PROBLEM TO SOLVE.
For every line in the entries that contains "this", show the whole line.

LISTED ENTRIES.
——

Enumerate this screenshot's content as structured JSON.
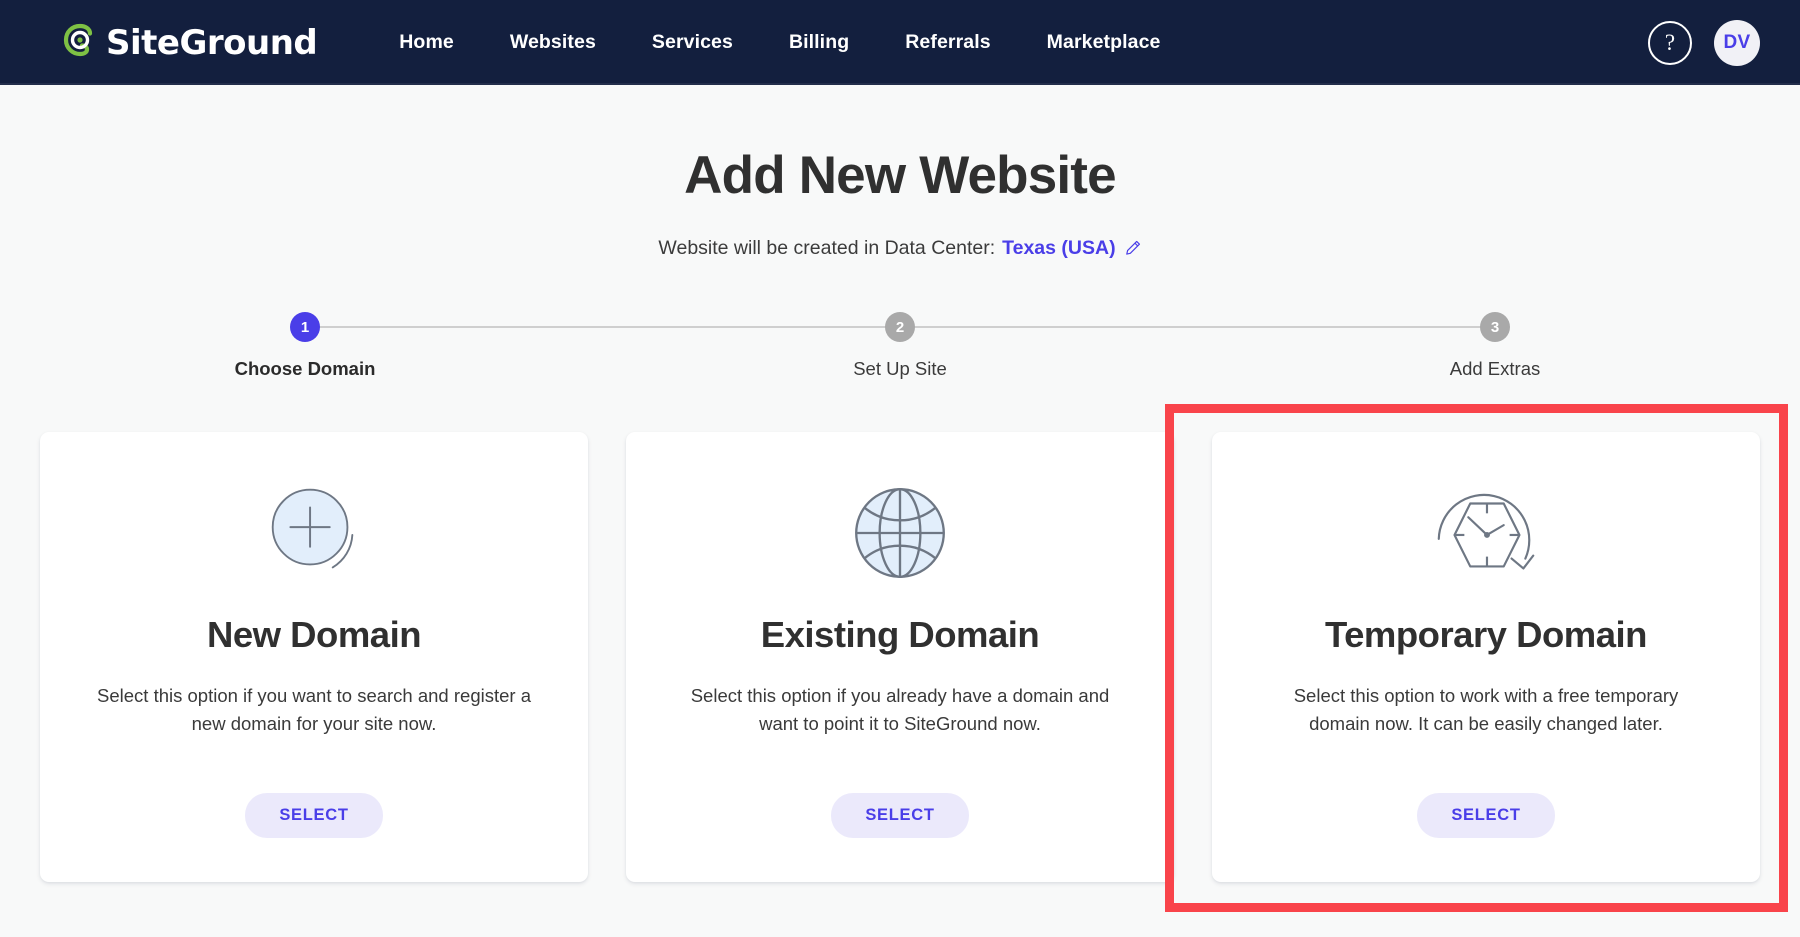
{
  "header": {
    "brand": {
      "logo_icon": "siteground-spiral-icon",
      "name": "SiteGround",
      "icon_color": "#7ec144"
    },
    "nav_items": [
      {
        "label": "Home"
      },
      {
        "label": "Websites"
      },
      {
        "label": "Services"
      },
      {
        "label": "Billing"
      },
      {
        "label": "Referrals"
      },
      {
        "label": "Marketplace"
      }
    ],
    "help": {
      "icon": "question-mark-icon",
      "label": "?"
    },
    "avatar": {
      "initials": "DV"
    },
    "background_color": "#131f3e"
  },
  "page": {
    "title": "Add New Website",
    "subtitle_prefix": "Website will be created in Data Center:",
    "data_center": "Texas (USA)",
    "edit_icon": "pencil-icon",
    "accent_color": "#4a3ee8",
    "background_color": "#f8f9f9"
  },
  "stepper": {
    "steps": [
      {
        "number": "1",
        "label": "Choose Domain",
        "state": "active"
      },
      {
        "number": "2",
        "label": "Set Up Site",
        "state": "idle"
      },
      {
        "number": "3",
        "label": "Add Extras",
        "state": "idle"
      }
    ],
    "active_color": "#4a3ee8",
    "idle_color": "#a9a9a9"
  },
  "cards": [
    {
      "icon": "plus-circle-icon",
      "title": "New Domain",
      "description": "Select this option if you want to search and register a new domain for your site now.",
      "button_label": "SELECT",
      "highlighted": false
    },
    {
      "icon": "globe-icon",
      "title": "Existing Domain",
      "description": "Select this option if you already have a domain and want to point it to SiteGround now.",
      "button_label": "SELECT",
      "highlighted": false
    },
    {
      "icon": "temporary-clock-icon",
      "title": "Temporary Domain",
      "description": "Select this option to work with a free temporary domain now. It can be easily changed later.",
      "button_label": "SELECT",
      "highlighted": true
    }
  ],
  "highlight": {
    "color": "#f9444b",
    "target": "Temporary Domain"
  }
}
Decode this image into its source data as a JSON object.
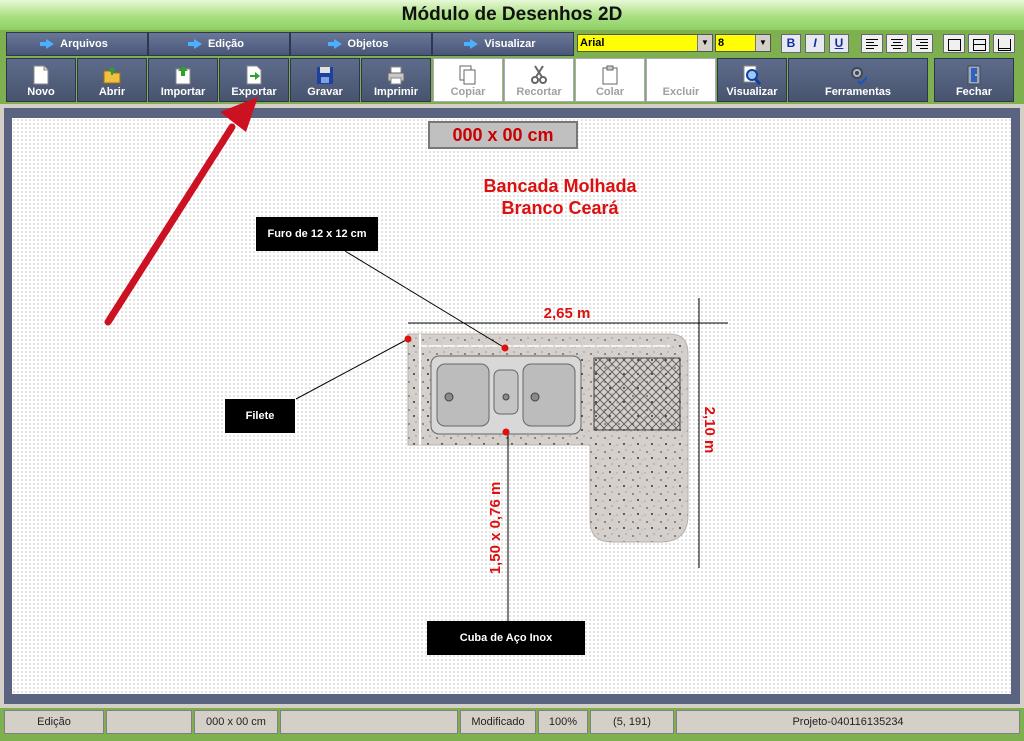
{
  "window": {
    "title": "Módulo de Desenhos 2D"
  },
  "menu": [
    {
      "label": "Arquivos"
    },
    {
      "label": "Edição"
    },
    {
      "label": "Objetos"
    },
    {
      "label": "Visualizar"
    }
  ],
  "format": {
    "font": "Arial",
    "size": "8",
    "bold": "B",
    "italic": "I",
    "underline": "U"
  },
  "toolbar": [
    {
      "label": "Novo",
      "icon": "new-file-icon"
    },
    {
      "label": "Abrir",
      "icon": "open-folder-icon"
    },
    {
      "label": "Importar",
      "icon": "import-icon"
    },
    {
      "label": "Exportar",
      "icon": "export-icon"
    },
    {
      "label": "Gravar",
      "icon": "save-disk-icon"
    },
    {
      "label": "Imprimir",
      "icon": "printer-icon"
    },
    {
      "label": "Copiar",
      "icon": "copy-icon",
      "disabled": true
    },
    {
      "label": "Recortar",
      "icon": "scissors-icon",
      "disabled": true
    },
    {
      "label": "Colar",
      "icon": "paste-icon",
      "disabled": true
    },
    {
      "label": "Excluir",
      "icon": "delete-icon",
      "disabled": true
    },
    {
      "label": "Visualizar",
      "icon": "magnifier-icon"
    },
    {
      "label": "Ferramentas",
      "icon": "tools-icon"
    },
    {
      "label": "Fechar",
      "icon": "exit-door-icon"
    }
  ],
  "drawing": {
    "dimension_box": "000 x 00 cm",
    "title_line1": "Bancada Molhada",
    "title_line2": "Branco Ceará",
    "width_label": "2,65 m",
    "height_label": "2,10 m",
    "sink_dim_label": "1,50 x 0,76 m",
    "callouts": {
      "hole": "Furo de 12 x 12 cm",
      "edge": "Filete",
      "sink": "Cuba de Aço Inox"
    }
  },
  "status": {
    "mode": "Edição",
    "empty1": "",
    "dimensions": "000 x 00 cm",
    "empty2": "",
    "state": "Modificado",
    "zoom": "100%",
    "coords": "(5, 191)",
    "project": "Projeto-040116135234"
  },
  "colors": {
    "accent_green": "#7fb050",
    "title_red": "#dd1010",
    "annotation_arrow": "#cc1122"
  }
}
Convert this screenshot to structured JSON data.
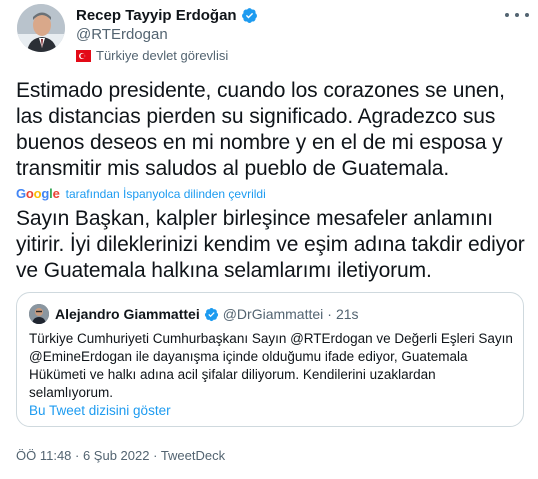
{
  "author": {
    "display_name": "Recep Tayyip Erdoğan",
    "handle": "@RTErdogan",
    "affiliation": "Türkiye devlet görevlisi",
    "verified_icon": "verified-badge-icon",
    "flag_icon": "turkey-flag-icon"
  },
  "tweet": {
    "translated_text": "Estimado presidente, cuando los corazones se unen, las distancias pierden su significado. Agradezco sus buenos deseos en mi nombre y en el de mi esposa y transmitir mis saludos al pueblo de Guatemala.",
    "translation_source": "Google",
    "translation_note": "tarafından İspanyolca dilinden çevrildi",
    "original_text": "Sayın Başkan, kalpler birleşince mesafeler anlamını yitirir. İyi dileklerinizi kendim ve eşim adına takdir ediyor ve Guatemala halkına selamlarımı iletiyorum."
  },
  "quoted_tweet": {
    "display_name": "Alejandro Giammattei",
    "handle": "@DrGiammattei",
    "separator": "·",
    "time": "21s",
    "text": "Türkiye Cumhuriyeti Cumhurbaşkanı Sayın @RTErdogan ve Değerli Eşleri Sayın @EmineErdogan ile dayanışma içinde olduğumu ifade ediyor, Guatemala Hükümeti ve halkı adına acil şifalar diliyorum. Kendilerini uzaklardan selamlıyorum.",
    "thread_link": "Bu Tweet dizisini göster"
  },
  "meta": {
    "time": "ÖÖ 11:48",
    "sep1": " · ",
    "date": "6 Şub 2022",
    "sep2": " · ",
    "source": "TweetDeck"
  },
  "colors": {
    "accent": "#1d9bf0",
    "secondary_text": "#536471",
    "border": "#cfd9de"
  }
}
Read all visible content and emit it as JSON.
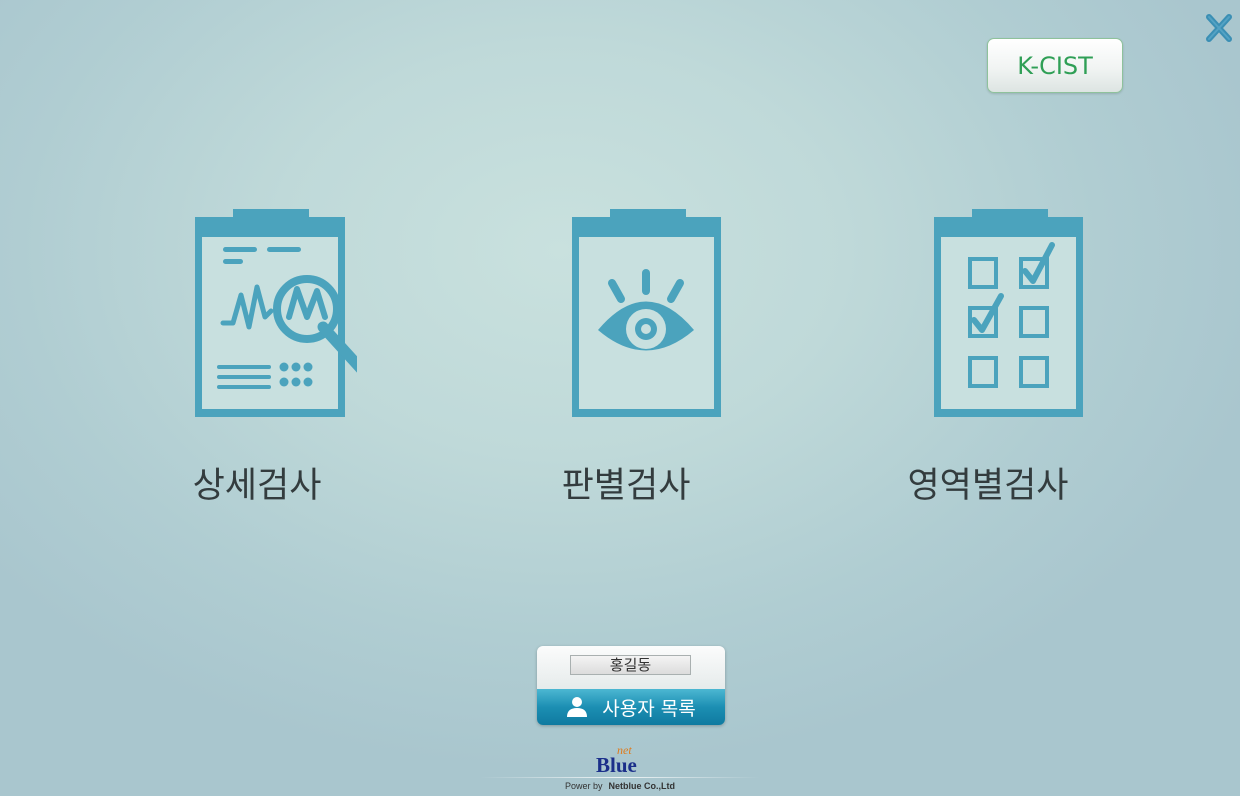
{
  "header": {
    "close_icon": "close-icon",
    "kcist_label": "K-CIST"
  },
  "menu": [
    {
      "label": "상세검사",
      "icon": "clipboard-analysis-icon"
    },
    {
      "label": "판별검사",
      "icon": "clipboard-eye-icon"
    },
    {
      "label": "영역별검사",
      "icon": "clipboard-checklist-icon"
    }
  ],
  "user": {
    "name": "홍길동",
    "list_label": "사용자 목록",
    "list_icon": "person-icon"
  },
  "footer": {
    "logo_small": "net",
    "logo_main": "Blue",
    "power_by": "Power by",
    "company": "Netblue Co.,Ltd"
  },
  "colors": {
    "icon": "#4ba3bd",
    "kcist_text": "#2f9f56",
    "close": "#3b8fb4",
    "user_button": "#1c8fb3"
  }
}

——

REPLY.
Enumerate this screenshot's content as structured JSON.
      "description": "Select this option if you want to search and register a new domain for your site now.",
      "description": "Select this option if you already have a domain and want to point it to SiteGround now.",
      "description": "Select this option to work with a free temporary domain now. It can be easily changed later.",
Decode this image into its source data as a JSON object.
Convert this screenshot to structured JSON data.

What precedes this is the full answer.